The hardware itself, a grid of 36 sensor-enabled springs and reactive LED lighting hooked up to two tiny Arduino computers, was made over the course of three weeks at the London Hackspace. Baumgarten took the completed controller to his next game jam – Splash Jam, which takes place aboard a cruise ship in Norway. Just as TJ Hughes’ public demos have heavily influenced Nour’s development (seeing people intuitively trying to tilt the controller spurred him on to incorporate the MIDI Fighter 3D’s motion-sensitivity as a game feature), Baumgarten’s observations of others interacting with Wobble Garden informed the type of game he would make for it. “At Splash Jam, we did a little Whac-A-Mole prototype,” Baumgarten says. “But I didn’t enjoy playing it. It felt very hectic; like you were forced to touch the springs, rather than doing it because you wanted to see what would happen. People were drawn to this weird controller, so I thought, ‘Maybe it doesn’t matter so much if the game is super tight.’” A slower pace was required, and Rainbow Frog was born, a game where the garden’s coloured lights melt into different seasons and players touch springs to interact with skittering LED creatures.
It’s the simple thrill of new challenges and experiences that first inspired Baumgarten to teach himself circuitry and soldering and begin his hardware game experiments. It’s why he continues to dedicate his time to them, too. “When you only work with computers on software games it gets very abstract and theoretical. But I really enjoy this combination of not only staring at a screen and changing little numbers, but also making hands-on things. It’s a continuous discovery process.” And the more he discovers, the more boundaries at which he finds himself compelled to push. “I feel like custom controllers can help make clear to people that games can be more than sitting with a standard gamepad on a standard videogame,” he says. “This opening up of interfaces is what I’m going for.”
Baumgarten has high hopes for the future of his hardware experiments: giant installations on the sides of towers, or even interactive furniture. Whatever he makes, however, the focus is always on developing interactions between player and controller. His latest concept is a button that, depending on how hard it is pressed, actively changes its resistance. “There’s this weird internet subculture about keys and keyboards, like the Cherry MX and whatnot. There are all these graphs about pressure and when you press it, whether there’s a click, or no click – or it’s dampened, or not dampened. There’s a whole other world there in this one question: what happens if you push things, and they push back?”

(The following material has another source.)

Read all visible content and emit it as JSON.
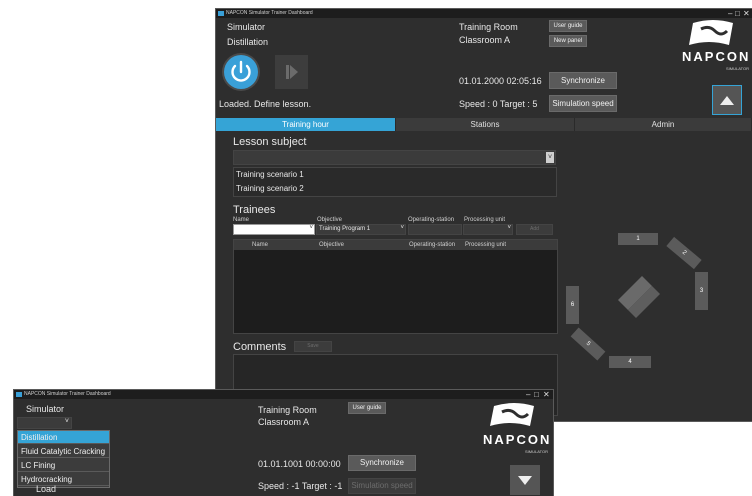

“STARTING WITH THE MECHANIC IS A CHALLENGE THAT DOESN’T ALWAYS HAVE A GOOD RESULT”
When not creating controllers, Dylan ‘Rudeism’ Beck makes mobile games at New Zealand studio Runaway
Beck builds most of his controllers to play Overwatch, but says that his PUBG frying pan (which allows for both shooting and melee attacks) is his favourite
Hughes hopes to develop a plugin that lets the MIDI Fighter’s LEDs respond to changing scenes: “Maybe a flavour of the boba tea would determine their colour”
TJ Hughes, aka Terrifying Jellyfish, created survival sim Feesh and provided technical art for SmuggleCraft
Baumgarten’s slider controller allows for multiplayer minigames. The faders lend themselves to a variety of mechanics, such as weighing, aiming or balancing
Robin Baumgarten trained in programming, but later revisited his childhood love of woodwork and soldering
Baumgarten is keen to push the boundaries of how we interface with games. “Pain hasn’t been explored much as a concept,”he says. His blade-avoidance game, Knife ToMeetYou, examines danger, risk and competitiveness
Super Light Combat, Baumgarten’s fighting game, ended up showing him the limitations of 1D. The LED strip’s 100fps framerate made truly reactive play nearimpossible, and so fostering a metagame was difficult